The data should be written out in full, exactly as it stands, and the pictures dropped.
[Data for this exercise Boundary: Start]
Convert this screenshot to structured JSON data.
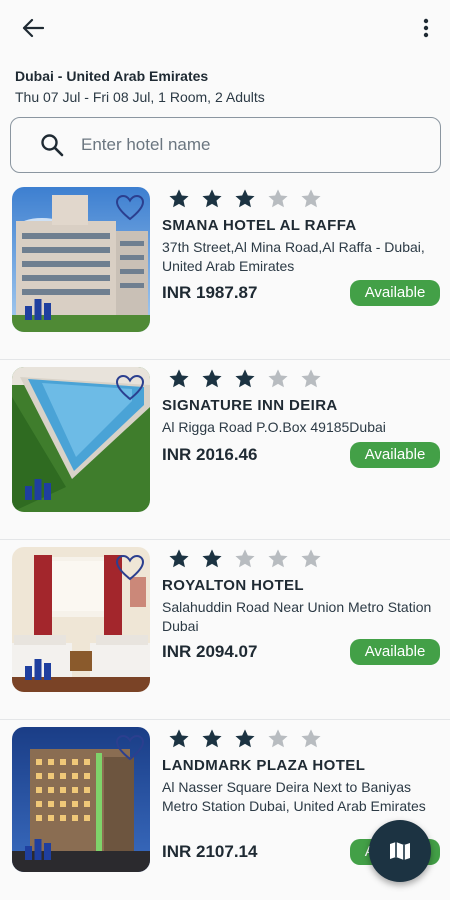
{
  "header": {
    "back_icon": "arrow-left-icon",
    "more_icon": "more-vertical-icon"
  },
  "summary": {
    "location": "Dubai - United Arab Emirates",
    "dates": "Thu 07 Jul - Fri 08 Jul, 1 Room, 2 Adults"
  },
  "search": {
    "placeholder": "Enter hotel name",
    "value": "",
    "icon": "search-icon"
  },
  "colors": {
    "star_filled": "#1c3342",
    "star_empty": "#b8bcc0",
    "available": "#43a047",
    "fab": "#1c3342",
    "heart": "#2b3f8f",
    "chart_badge": "#1f3f9f"
  },
  "hotels": [
    {
      "name": "SMANA HOTEL AL RAFFA",
      "address": "37th Street,Al Mina Road,Al Raffa - Dubai, United Arab Emirates",
      "price": "INR 1987.87",
      "status": "Available",
      "stars": 3,
      "max_stars": 5
    },
    {
      "name": "SIGNATURE INN DEIRA",
      "address": "Al Rigga Road P.O.Box 49185Dubai",
      "price": "INR 2016.46",
      "status": "Available",
      "stars": 3,
      "max_stars": 5
    },
    {
      "name": "ROYALTON HOTEL",
      "address": "Salahuddin Road Near Union Metro Station Dubai",
      "price": "INR 2094.07",
      "status": "Available",
      "stars": 2,
      "max_stars": 5
    },
    {
      "name": "LANDMARK PLAZA HOTEL",
      "address": "Al Nasser Square Deira Next to Baniyas Metro Station Dubai, United Arab Emirates",
      "price": "INR 2107.14",
      "status": "Available",
      "stars": 3,
      "max_stars": 5
    }
  ],
  "fab": {
    "icon": "map-icon"
  }
}
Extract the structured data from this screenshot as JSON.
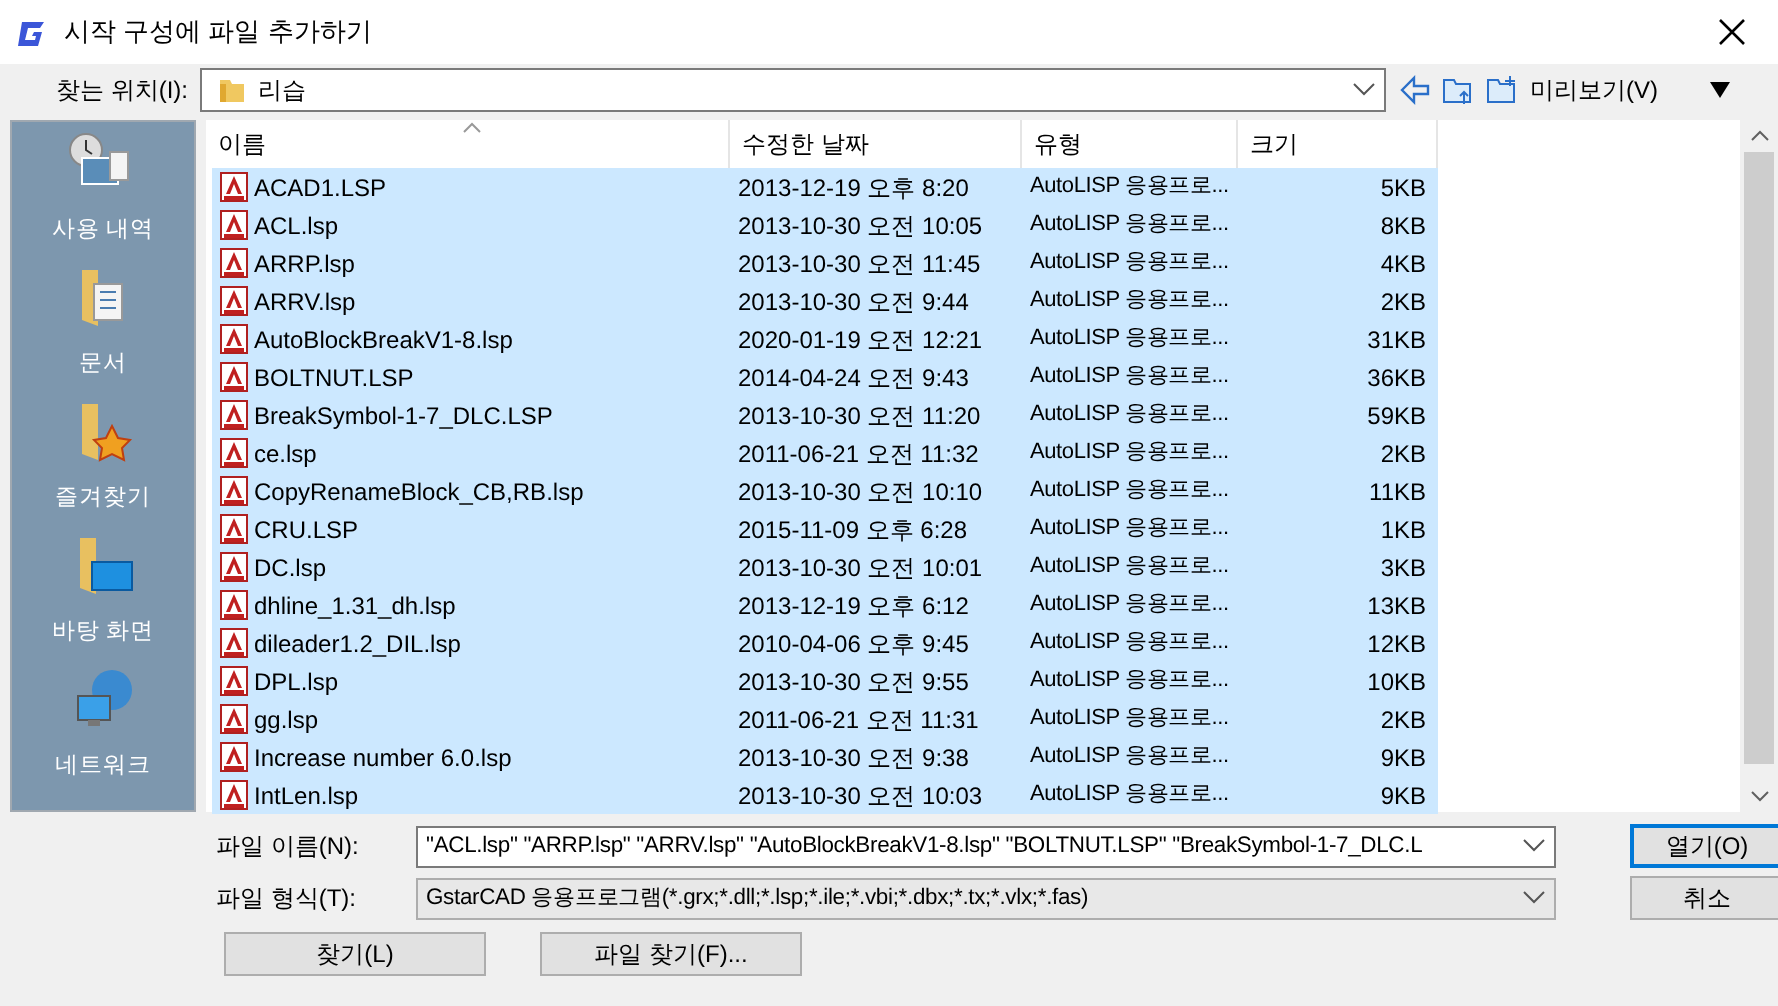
{
  "window": {
    "title": "시작 구성에 파일 추가하기"
  },
  "location": {
    "label": "찾는 위치(I):",
    "value": "리습",
    "preview_label": "미리보기(V)"
  },
  "sidebar": {
    "items": [
      {
        "label": "사용 내역",
        "kind": "recent"
      },
      {
        "label": "문서",
        "kind": "documents"
      },
      {
        "label": "즐겨찾기",
        "kind": "favorites"
      },
      {
        "label": "바탕 화면",
        "kind": "desktop"
      },
      {
        "label": "네트워크",
        "kind": "network"
      }
    ]
  },
  "table": {
    "columns": [
      {
        "label": "이름",
        "sorted": true
      },
      {
        "label": "수정한 날짜",
        "sorted": false
      },
      {
        "label": "유형",
        "sorted": false
      },
      {
        "label": "크기",
        "sorted": false
      }
    ],
    "rows": [
      {
        "name": "ACAD1.LSP",
        "date": "2013-12-19 오후 8:20",
        "type": "AutoLISP 응용프로...",
        "size": "5KB",
        "selected": true
      },
      {
        "name": "ACL.lsp",
        "date": "2013-10-30 오전 10:05",
        "type": "AutoLISP 응용프로...",
        "size": "8KB",
        "selected": true
      },
      {
        "name": "ARRP.lsp",
        "date": "2013-10-30 오전 11:45",
        "type": "AutoLISP 응용프로...",
        "size": "4KB",
        "selected": true
      },
      {
        "name": "ARRV.lsp",
        "date": "2013-10-30 오전 9:44",
        "type": "AutoLISP 응용프로...",
        "size": "2KB",
        "selected": true
      },
      {
        "name": "AutoBlockBreakV1-8.lsp",
        "date": "2020-01-19 오전 12:21",
        "type": "AutoLISP 응용프로...",
        "size": "31KB",
        "selected": true
      },
      {
        "name": "BOLTNUT.LSP",
        "date": "2014-04-24 오전 9:43",
        "type": "AutoLISP 응용프로...",
        "size": "36KB",
        "selected": true
      },
      {
        "name": "BreakSymbol-1-7_DLC.LSP",
        "date": "2013-10-30 오전 11:20",
        "type": "AutoLISP 응용프로...",
        "size": "59KB",
        "selected": true
      },
      {
        "name": "ce.lsp",
        "date": "2011-06-21 오전 11:32",
        "type": "AutoLISP 응용프로...",
        "size": "2KB",
        "selected": true
      },
      {
        "name": "CopyRenameBlock_CB,RB.lsp",
        "date": "2013-10-30 오전 10:10",
        "type": "AutoLISP 응용프로...",
        "size": "11KB",
        "selected": true
      },
      {
        "name": "CRU.LSP",
        "date": "2015-11-09 오후 6:28",
        "type": "AutoLISP 응용프로...",
        "size": "1KB",
        "selected": true
      },
      {
        "name": "DC.lsp",
        "date": "2013-10-30 오전 10:01",
        "type": "AutoLISP 응용프로...",
        "size": "3KB",
        "selected": true
      },
      {
        "name": "dhline_1.31_dh.lsp",
        "date": "2013-12-19 오후 6:12",
        "type": "AutoLISP 응용프로...",
        "size": "13KB",
        "selected": true
      },
      {
        "name": "dileader1.2_DIL.lsp",
        "date": "2010-04-06 오후 9:45",
        "type": "AutoLISP 응용프로...",
        "size": "12KB",
        "selected": true
      },
      {
        "name": "DPL.lsp",
        "date": "2013-10-30 오전 9:55",
        "type": "AutoLISP 응용프로...",
        "size": "10KB",
        "selected": true
      },
      {
        "name": "gg.lsp",
        "date": "2011-06-21 오전 11:31",
        "type": "AutoLISP 응용프로...",
        "size": "2KB",
        "selected": true
      },
      {
        "name": "Increase number 6.0.lsp",
        "date": "2013-10-30 오전 9:38",
        "type": "AutoLISP 응용프로...",
        "size": "9KB",
        "selected": true
      },
      {
        "name": "IntLen.lsp",
        "date": "2013-10-30 오전 10:03",
        "type": "AutoLISP 응용프로...",
        "size": "9KB",
        "selected": true
      }
    ]
  },
  "filename": {
    "label": "파일 이름(N):",
    "value": "\"ACL.lsp\" \"ARRP.lsp\" \"ARRV.lsp\" \"AutoBlockBreakV1-8.lsp\" \"BOLTNUT.LSP\" \"BreakSymbol-1-7_DLC.L"
  },
  "filetype": {
    "label": "파일 형식(T):",
    "value": "GstarCAD 응용프로그램(*.grx;*.dll;*.lsp;*.ile;*.vbi;*.dbx;*.tx;*.vlx;*.fas)"
  },
  "buttons": {
    "open": "열기(O)",
    "cancel": "취소",
    "find": "찾기(L)",
    "find_file": "파일 찾기(F)..."
  }
}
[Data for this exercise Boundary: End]
▶ [Solution to this problem]:
Convert this screenshot to structured JSON data.
{
  "header": {
    "back_icon": "arrow-left-icon",
    "more_icon": "more-vertical-icon"
  },
  "summary": {
    "location": "Dubai - United Arab Emirates",
    "dates": "Thu 07 Jul - Fri 08 Jul, 1 Room, 2 Adults"
  },
  "search": {
    "placeholder": "Enter hotel name",
    "value": "",
    "icon": "search-icon"
  },
  "colors": {
    "star_filled": "#1c3342",
    "star_empty": "#b8bcc0",
    "available": "#43a047",
    "fab": "#1c3342",
    "heart": "#2b3f8f",
    "chart_badge": "#1f3f9f"
  },
  "hotels": [
    {
      "name": "SMANA HOTEL AL RAFFA",
      "address": "37th Street,Al Mina Road,Al Raffa - Dubai, United Arab Emirates",
      "price": "INR 1987.87",
      "status": "Available",
      "stars": 3,
      "max_stars": 5
    },
    {
      "name": "SIGNATURE INN DEIRA",
      "address": "Al Rigga Road P.O.Box 49185Dubai",
      "price": "INR 2016.46",
      "status": "Available",
      "stars": 3,
      "max_stars": 5
    },
    {
      "name": "ROYALTON HOTEL",
      "address": "Salahuddin Road Near Union Metro Station Dubai",
      "price": "INR 2094.07",
      "status": "Available",
      "stars": 2,
      "max_stars": 5
    },
    {
      "name": "LANDMARK PLAZA HOTEL",
      "address": "Al Nasser Square Deira Next to Baniyas Metro Station Dubai, United Arab Emirates",
      "price": "INR 2107.14",
      "status": "Available",
      "stars": 3,
      "max_stars": 5
    }
  ],
  "fab": {
    "icon": "map-icon"
  }
}
Extract the structured data from this screenshot as JSON.
{
  "window": {
    "title": "시작 구성에 파일 추가하기"
  },
  "location": {
    "label": "찾는 위치(I):",
    "value": "리습",
    "preview_label": "미리보기(V)"
  },
  "sidebar": {
    "items": [
      {
        "label": "사용 내역",
        "kind": "recent"
      },
      {
        "label": "문서",
        "kind": "documents"
      },
      {
        "label": "즐겨찾기",
        "kind": "favorites"
      },
      {
        "label": "바탕 화면",
        "kind": "desktop"
      },
      {
        "label": "네트워크",
        "kind": "network"
      }
    ]
  },
  "table": {
    "columns": [
      {
        "label": "이름",
        "sorted": true
      },
      {
        "label": "수정한 날짜",
        "sorted": false
      },
      {
        "label": "유형",
        "sorted": false
      },
      {
        "label": "크기",
        "sorted": false
      }
    ],
    "rows": [
      {
        "name": "ACAD1.LSP",
        "date": "2013-12-19 오후 8:20",
        "type": "AutoLISP 응용프로...",
        "size": "5KB",
        "selected": true
      },
      {
        "name": "ACL.lsp",
        "date": "2013-10-30 오전 10:05",
        "type": "AutoLISP 응용프로...",
        "size": "8KB",
        "selected": true
      },
      {
        "name": "ARRP.lsp",
        "date": "2013-10-30 오전 11:45",
        "type": "AutoLISP 응용프로...",
        "size": "4KB",
        "selected": true
      },
      {
        "name": "ARRV.lsp",
        "date": "2013-10-30 오전 9:44",
        "type": "AutoLISP 응용프로...",
        "size": "2KB",
        "selected": true
      },
      {
        "name": "AutoBlockBreakV1-8.lsp",
        "date": "2020-01-19 오전 12:21",
        "type": "AutoLISP 응용프로...",
        "size": "31KB",
        "selected": true
      },
      {
        "name": "BOLTNUT.LSP",
        "date": "2014-04-24 오전 9:43",
        "type": "AutoLISP 응용프로...",
        "size": "36KB",
        "selected": true
      },
      {
        "name": "BreakSymbol-1-7_DLC.LSP",
        "date": "2013-10-30 오전 11:20",
        "type": "AutoLISP 응용프로...",
        "size": "59KB",
        "selected": true
      },
      {
        "name": "ce.lsp",
        "date": "2011-06-21 오전 11:32",
        "type": "AutoLISP 응용프로...",
        "size": "2KB",
        "selected": true
      },
      {
        "name": "CopyRenameBlock_CB,RB.lsp",
        "date": "2013-10-30 오전 10:10",
        "type": "AutoLISP 응용프로...",
        "size": "11KB",
        "selected": true
      },
      {
        "name": "CRU.LSP",
        "date": "2015-11-09 오후 6:28",
        "type": "AutoLISP 응용프로...",
        "size": "1KB",
        "selected": true
      },
      {
        "name": "DC.lsp",
        "date": "2013-10-30 오전 10:01",
        "type": "AutoLISP 응용프로...",
        "size": "3KB",
        "selected": true
      },
      {
        "name": "dhline_1.31_dh.lsp",
        "date": "2013-12-19 오후 6:12",
        "type": "AutoLISP 응용프로...",
        "size": "13KB",
        "selected": true
      },
      {
        "name": "dileader1.2_DIL.lsp",
        "date": "2010-04-06 오후 9:45",
        "type": "AutoLISP 응용프로...",
        "size": "12KB",
        "selected": true
      },
      {
        "name": "DPL.lsp",
        "date": "2013-10-30 오전 9:55",
        "type": "AutoLISP 응용프로...",
        "size": "10KB",
        "selected": true
      },
      {
        "name": "gg.lsp",
        "date": "2011-06-21 오전 11:31",
        "type": "AutoLISP 응용프로...",
        "size": "2KB",
        "selected": true
      },
      {
        "name": "Increase number 6.0.lsp",
        "date": "2013-10-30 오전 9:38",
        "type": "AutoLISP 응용프로...",
        "size": "9KB",
        "selected": true
      },
      {
        "name": "IntLen.lsp",
        "date": "2013-10-30 오전 10:03",
        "type": "AutoLISP 응용프로...",
        "size": "9KB",
        "selected": true
      }
    ]
  },
  "filename": {
    "label": "파일 이름(N):",
    "value": "\"ACL.lsp\" \"ARRP.lsp\" \"ARRV.lsp\" \"AutoBlockBreakV1-8.lsp\" \"BOLTNUT.LSP\" \"BreakSymbol-1-7_DLC.L"
  },
  "filetype": {
    "label": "파일 형식(T):",
    "value": "GstarCAD 응용프로그램(*.grx;*.dll;*.lsp;*.ile;*.vbi;*.dbx;*.tx;*.vlx;*.fas)"
  },
  "buttons": {
    "open": "열기(O)",
    "cancel": "취소",
    "find": "찾기(L)",
    "find_file": "파일 찾기(F)..."
  }
}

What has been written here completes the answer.